==== Provided data ====
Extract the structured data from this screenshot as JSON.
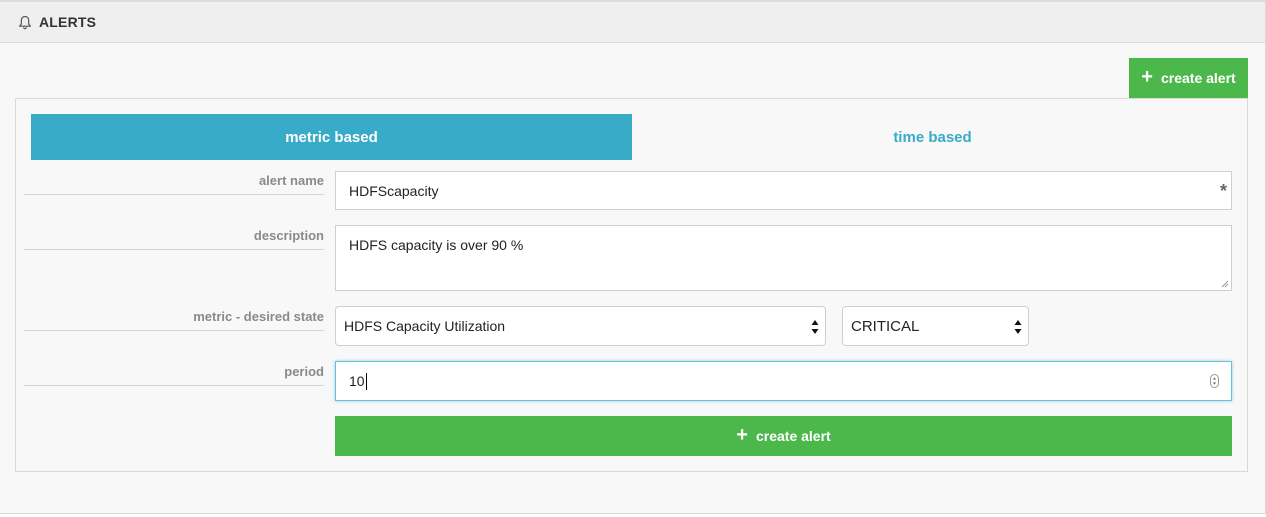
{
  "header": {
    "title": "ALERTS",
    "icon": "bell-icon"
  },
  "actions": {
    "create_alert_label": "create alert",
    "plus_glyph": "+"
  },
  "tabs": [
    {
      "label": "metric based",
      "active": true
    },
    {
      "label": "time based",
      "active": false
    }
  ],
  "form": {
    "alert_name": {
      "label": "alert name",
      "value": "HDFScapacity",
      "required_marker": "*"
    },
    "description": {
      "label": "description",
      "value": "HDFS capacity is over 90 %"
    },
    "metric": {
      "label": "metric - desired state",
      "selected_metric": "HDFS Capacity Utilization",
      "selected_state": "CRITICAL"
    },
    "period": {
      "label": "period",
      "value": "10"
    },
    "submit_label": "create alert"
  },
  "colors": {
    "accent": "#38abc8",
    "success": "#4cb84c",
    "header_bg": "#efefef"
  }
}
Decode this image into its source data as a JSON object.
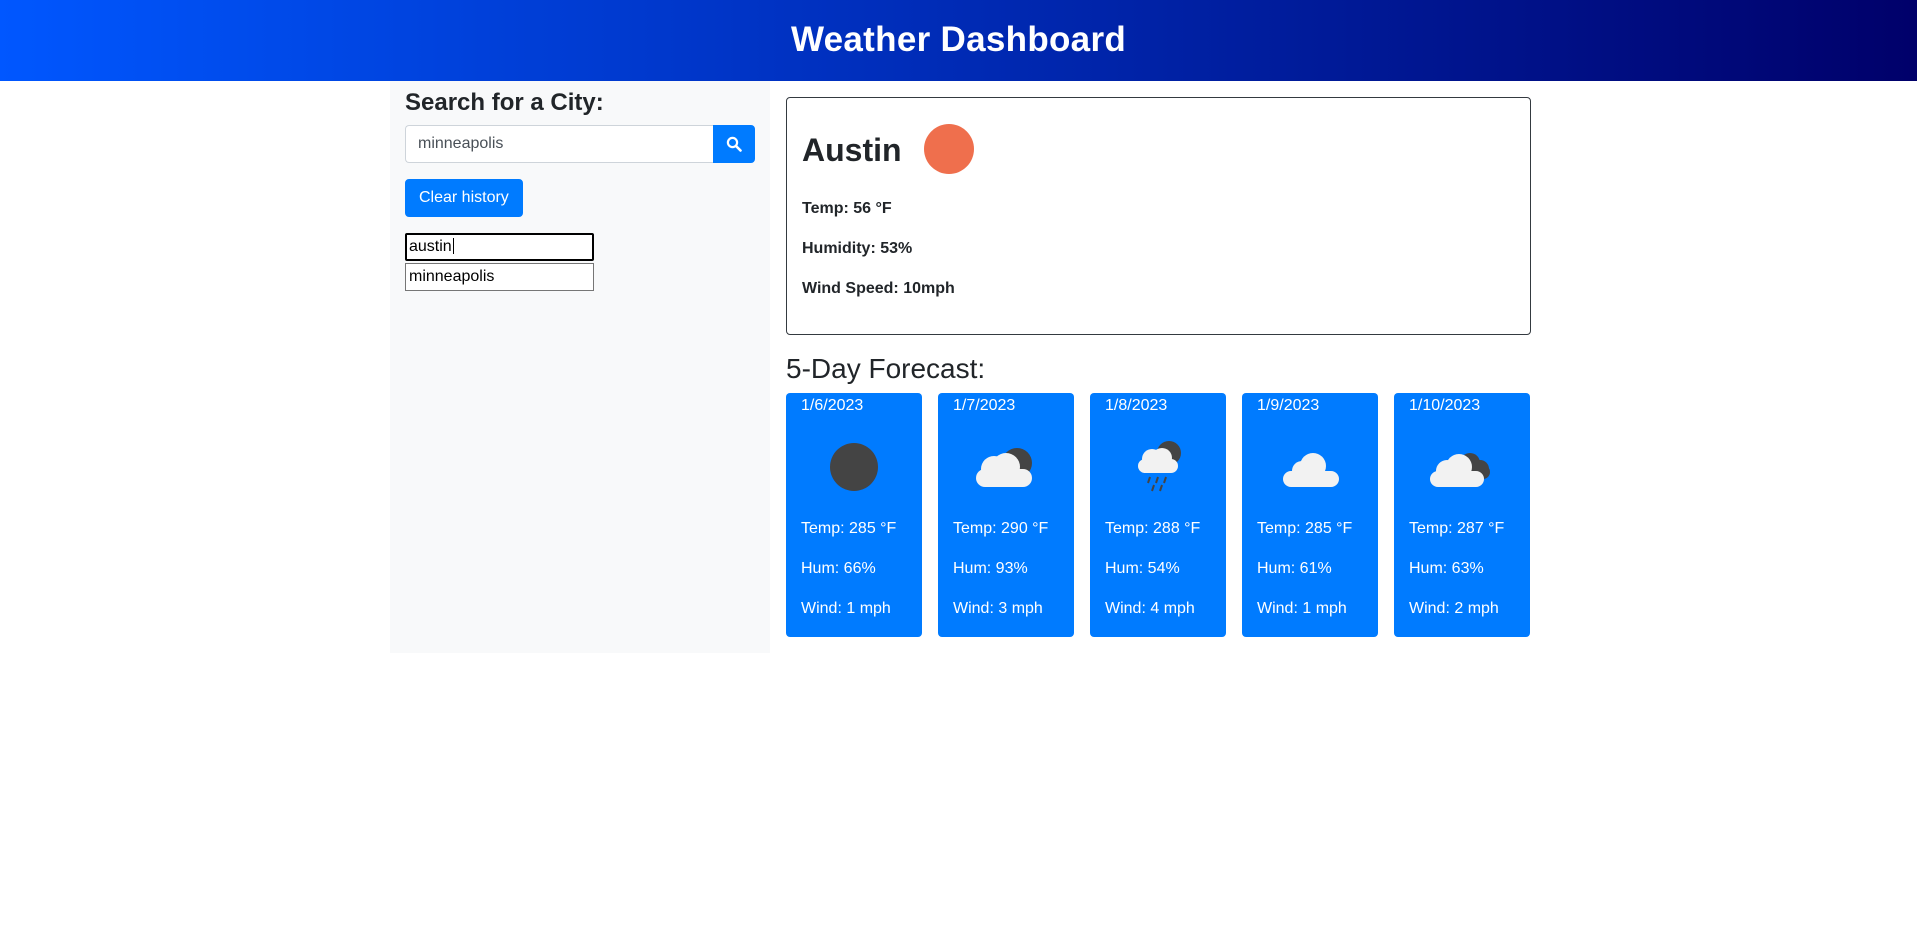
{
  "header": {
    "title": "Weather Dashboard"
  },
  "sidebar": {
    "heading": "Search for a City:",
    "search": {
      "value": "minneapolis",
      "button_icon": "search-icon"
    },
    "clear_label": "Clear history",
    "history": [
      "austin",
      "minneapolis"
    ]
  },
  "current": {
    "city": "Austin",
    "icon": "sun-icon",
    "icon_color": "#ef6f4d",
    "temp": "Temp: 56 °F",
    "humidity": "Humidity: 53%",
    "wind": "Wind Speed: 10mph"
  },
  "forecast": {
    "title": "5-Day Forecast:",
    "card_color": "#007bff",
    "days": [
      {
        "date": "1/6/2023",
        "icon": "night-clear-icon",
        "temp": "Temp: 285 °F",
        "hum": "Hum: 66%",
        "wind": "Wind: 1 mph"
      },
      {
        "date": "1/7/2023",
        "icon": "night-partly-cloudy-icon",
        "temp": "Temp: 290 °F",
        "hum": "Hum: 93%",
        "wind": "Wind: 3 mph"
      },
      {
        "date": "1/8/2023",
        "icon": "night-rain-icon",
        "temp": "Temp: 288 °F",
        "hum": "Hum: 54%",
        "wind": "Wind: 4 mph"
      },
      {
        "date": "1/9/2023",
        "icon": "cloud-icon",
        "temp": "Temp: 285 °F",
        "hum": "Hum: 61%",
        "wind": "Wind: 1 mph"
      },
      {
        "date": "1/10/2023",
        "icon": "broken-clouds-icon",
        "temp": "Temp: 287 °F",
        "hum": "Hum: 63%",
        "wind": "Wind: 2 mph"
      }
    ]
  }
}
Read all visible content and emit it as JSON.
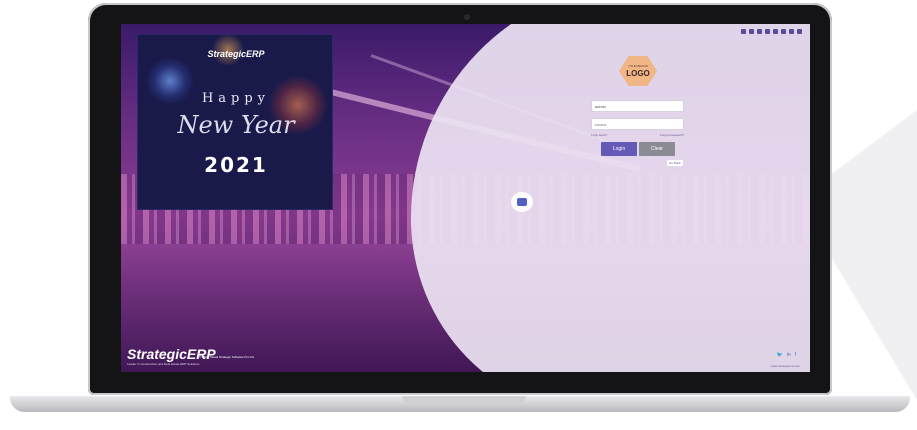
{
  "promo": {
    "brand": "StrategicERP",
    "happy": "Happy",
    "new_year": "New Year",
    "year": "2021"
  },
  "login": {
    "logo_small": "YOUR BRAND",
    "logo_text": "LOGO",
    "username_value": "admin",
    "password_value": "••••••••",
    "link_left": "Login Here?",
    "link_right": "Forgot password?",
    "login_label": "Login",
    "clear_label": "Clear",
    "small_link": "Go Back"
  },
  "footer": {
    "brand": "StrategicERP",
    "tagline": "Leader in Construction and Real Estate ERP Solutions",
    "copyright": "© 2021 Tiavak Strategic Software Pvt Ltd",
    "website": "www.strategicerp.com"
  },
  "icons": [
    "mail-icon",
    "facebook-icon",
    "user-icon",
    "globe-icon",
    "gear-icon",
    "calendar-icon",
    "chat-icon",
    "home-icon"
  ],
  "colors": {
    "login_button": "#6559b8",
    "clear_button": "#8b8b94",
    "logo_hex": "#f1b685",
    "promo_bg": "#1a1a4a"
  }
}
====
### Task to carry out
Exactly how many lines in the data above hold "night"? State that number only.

### Task response
3